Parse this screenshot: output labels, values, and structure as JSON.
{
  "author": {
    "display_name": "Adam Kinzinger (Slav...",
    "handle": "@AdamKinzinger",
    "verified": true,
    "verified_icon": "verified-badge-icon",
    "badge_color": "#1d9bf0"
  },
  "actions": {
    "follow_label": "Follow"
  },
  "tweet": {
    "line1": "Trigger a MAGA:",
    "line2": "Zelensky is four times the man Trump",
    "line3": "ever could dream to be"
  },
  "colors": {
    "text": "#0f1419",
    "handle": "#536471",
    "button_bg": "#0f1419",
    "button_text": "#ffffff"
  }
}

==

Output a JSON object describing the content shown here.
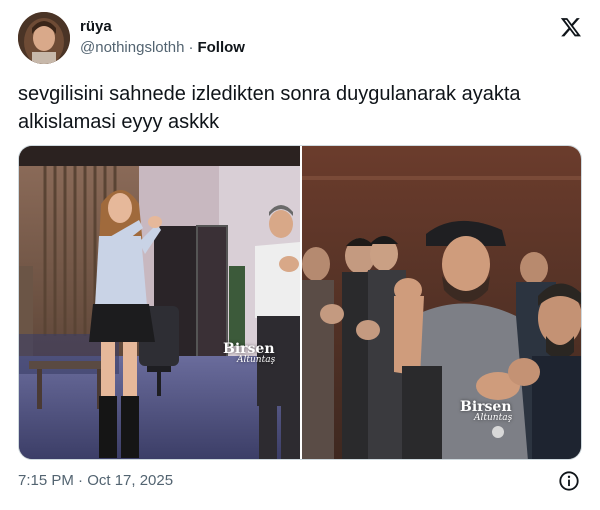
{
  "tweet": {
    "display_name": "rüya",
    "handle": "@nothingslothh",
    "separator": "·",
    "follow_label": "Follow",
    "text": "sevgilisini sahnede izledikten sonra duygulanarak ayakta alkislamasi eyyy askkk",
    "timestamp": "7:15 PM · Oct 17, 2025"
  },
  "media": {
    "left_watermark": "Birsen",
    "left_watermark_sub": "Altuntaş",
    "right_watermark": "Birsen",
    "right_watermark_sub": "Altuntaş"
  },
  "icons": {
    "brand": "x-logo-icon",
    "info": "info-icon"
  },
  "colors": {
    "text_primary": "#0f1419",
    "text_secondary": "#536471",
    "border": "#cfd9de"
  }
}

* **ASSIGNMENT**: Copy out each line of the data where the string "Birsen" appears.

* **OUTPUT FOR THIS EXERCISE**:
    "left_watermark": "Birsen",
    "right_watermark": "Birsen",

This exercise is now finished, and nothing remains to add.